**Task:**
Across the records below, how many lines include the word "JSON"? State only the number.

Items listed in a dataset:
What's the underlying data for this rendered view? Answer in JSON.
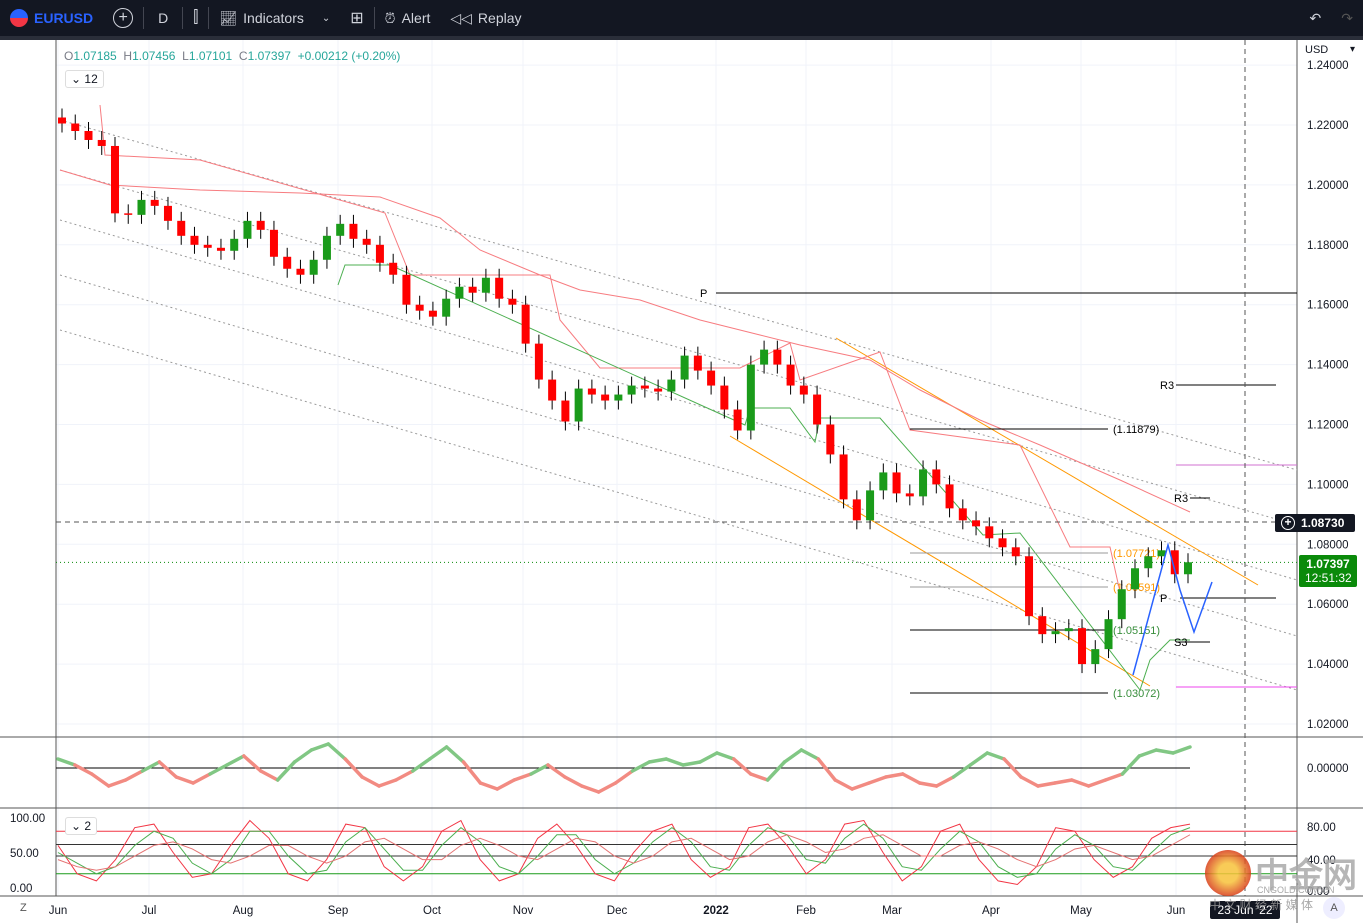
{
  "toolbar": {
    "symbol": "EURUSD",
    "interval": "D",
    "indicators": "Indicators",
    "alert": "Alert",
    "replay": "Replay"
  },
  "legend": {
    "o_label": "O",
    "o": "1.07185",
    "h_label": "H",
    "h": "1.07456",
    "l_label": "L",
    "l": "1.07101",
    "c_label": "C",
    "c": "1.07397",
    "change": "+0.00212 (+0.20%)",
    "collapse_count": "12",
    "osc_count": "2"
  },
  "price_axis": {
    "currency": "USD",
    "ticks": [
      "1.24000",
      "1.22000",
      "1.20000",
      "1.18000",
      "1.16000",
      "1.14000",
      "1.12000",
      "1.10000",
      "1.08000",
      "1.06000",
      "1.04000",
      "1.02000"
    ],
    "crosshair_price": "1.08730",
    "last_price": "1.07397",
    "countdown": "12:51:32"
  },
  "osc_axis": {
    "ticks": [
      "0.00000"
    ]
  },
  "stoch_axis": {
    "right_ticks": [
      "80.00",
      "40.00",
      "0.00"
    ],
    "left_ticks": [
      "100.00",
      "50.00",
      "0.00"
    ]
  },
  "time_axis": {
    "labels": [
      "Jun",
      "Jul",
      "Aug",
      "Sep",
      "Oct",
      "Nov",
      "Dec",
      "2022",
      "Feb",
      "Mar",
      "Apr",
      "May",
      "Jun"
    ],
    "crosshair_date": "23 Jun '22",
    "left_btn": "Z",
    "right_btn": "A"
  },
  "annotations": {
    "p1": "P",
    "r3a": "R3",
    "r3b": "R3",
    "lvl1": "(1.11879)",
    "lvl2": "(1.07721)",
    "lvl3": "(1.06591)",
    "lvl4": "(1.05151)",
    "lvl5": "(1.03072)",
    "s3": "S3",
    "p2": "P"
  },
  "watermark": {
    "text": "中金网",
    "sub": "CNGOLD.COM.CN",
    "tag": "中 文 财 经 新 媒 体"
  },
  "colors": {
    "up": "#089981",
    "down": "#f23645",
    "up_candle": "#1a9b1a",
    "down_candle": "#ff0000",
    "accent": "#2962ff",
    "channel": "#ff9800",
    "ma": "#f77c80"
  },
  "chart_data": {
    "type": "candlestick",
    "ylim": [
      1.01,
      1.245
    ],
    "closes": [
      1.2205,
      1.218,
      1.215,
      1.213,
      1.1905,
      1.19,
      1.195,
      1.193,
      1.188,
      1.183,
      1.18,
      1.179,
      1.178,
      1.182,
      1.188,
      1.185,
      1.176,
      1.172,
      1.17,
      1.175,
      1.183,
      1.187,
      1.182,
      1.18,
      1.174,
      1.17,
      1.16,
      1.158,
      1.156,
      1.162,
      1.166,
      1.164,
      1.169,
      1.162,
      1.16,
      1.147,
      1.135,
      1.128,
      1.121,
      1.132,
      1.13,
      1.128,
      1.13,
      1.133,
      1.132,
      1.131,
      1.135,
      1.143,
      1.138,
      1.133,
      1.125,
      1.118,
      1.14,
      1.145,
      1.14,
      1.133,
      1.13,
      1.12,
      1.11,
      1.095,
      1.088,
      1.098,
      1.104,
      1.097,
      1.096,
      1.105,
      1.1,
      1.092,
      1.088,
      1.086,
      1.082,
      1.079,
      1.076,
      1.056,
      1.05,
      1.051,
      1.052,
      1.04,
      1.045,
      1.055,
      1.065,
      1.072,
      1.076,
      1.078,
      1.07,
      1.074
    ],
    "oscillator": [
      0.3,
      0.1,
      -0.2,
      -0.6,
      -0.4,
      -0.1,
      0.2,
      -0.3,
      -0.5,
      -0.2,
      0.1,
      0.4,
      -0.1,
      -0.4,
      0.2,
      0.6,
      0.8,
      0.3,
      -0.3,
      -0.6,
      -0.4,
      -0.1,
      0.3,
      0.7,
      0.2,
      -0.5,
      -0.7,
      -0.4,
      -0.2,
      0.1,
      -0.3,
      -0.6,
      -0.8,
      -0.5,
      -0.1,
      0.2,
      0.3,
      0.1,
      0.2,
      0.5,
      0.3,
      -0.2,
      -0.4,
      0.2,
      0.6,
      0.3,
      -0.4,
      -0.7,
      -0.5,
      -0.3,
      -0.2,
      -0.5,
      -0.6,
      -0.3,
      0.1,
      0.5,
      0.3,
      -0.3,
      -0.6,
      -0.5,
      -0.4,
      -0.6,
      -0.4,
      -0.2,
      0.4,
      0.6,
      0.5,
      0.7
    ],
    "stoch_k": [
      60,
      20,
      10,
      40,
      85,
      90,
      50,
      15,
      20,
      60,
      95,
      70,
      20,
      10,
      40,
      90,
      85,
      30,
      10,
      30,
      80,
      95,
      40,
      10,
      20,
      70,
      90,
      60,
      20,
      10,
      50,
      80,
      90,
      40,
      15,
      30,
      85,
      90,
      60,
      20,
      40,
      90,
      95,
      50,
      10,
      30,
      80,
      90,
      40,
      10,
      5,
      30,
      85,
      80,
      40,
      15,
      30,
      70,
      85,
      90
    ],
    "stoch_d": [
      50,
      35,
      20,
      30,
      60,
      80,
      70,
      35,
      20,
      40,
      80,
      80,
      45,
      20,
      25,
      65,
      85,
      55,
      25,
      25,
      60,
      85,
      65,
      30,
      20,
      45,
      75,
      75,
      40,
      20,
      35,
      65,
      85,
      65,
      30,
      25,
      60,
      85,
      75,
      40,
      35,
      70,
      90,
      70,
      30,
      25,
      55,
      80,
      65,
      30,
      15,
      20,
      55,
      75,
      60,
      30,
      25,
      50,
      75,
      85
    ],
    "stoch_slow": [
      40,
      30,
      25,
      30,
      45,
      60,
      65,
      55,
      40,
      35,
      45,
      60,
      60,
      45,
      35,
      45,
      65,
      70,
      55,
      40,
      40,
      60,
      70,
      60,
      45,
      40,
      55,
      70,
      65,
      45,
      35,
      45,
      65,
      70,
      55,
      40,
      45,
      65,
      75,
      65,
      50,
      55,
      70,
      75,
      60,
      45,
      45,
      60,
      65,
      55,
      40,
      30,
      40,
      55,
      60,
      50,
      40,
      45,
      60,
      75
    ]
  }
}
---
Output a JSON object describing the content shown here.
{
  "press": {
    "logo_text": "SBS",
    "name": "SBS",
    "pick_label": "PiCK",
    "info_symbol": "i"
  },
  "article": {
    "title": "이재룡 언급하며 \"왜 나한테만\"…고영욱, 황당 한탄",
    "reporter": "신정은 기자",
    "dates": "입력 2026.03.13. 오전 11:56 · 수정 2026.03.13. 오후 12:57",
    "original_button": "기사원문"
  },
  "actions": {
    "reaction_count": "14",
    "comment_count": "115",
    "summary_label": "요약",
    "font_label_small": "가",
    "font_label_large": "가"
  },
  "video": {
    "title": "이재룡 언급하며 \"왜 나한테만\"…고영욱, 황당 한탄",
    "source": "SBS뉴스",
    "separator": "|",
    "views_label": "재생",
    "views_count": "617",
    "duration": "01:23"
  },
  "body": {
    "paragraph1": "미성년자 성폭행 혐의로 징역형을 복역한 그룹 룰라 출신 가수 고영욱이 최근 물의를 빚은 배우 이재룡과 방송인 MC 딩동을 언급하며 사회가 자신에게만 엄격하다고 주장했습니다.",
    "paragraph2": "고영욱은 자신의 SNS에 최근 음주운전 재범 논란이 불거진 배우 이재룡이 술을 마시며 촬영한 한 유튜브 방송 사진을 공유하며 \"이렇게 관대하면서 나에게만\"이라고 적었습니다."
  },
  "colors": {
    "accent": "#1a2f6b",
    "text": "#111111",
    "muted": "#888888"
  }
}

**Written response:**
2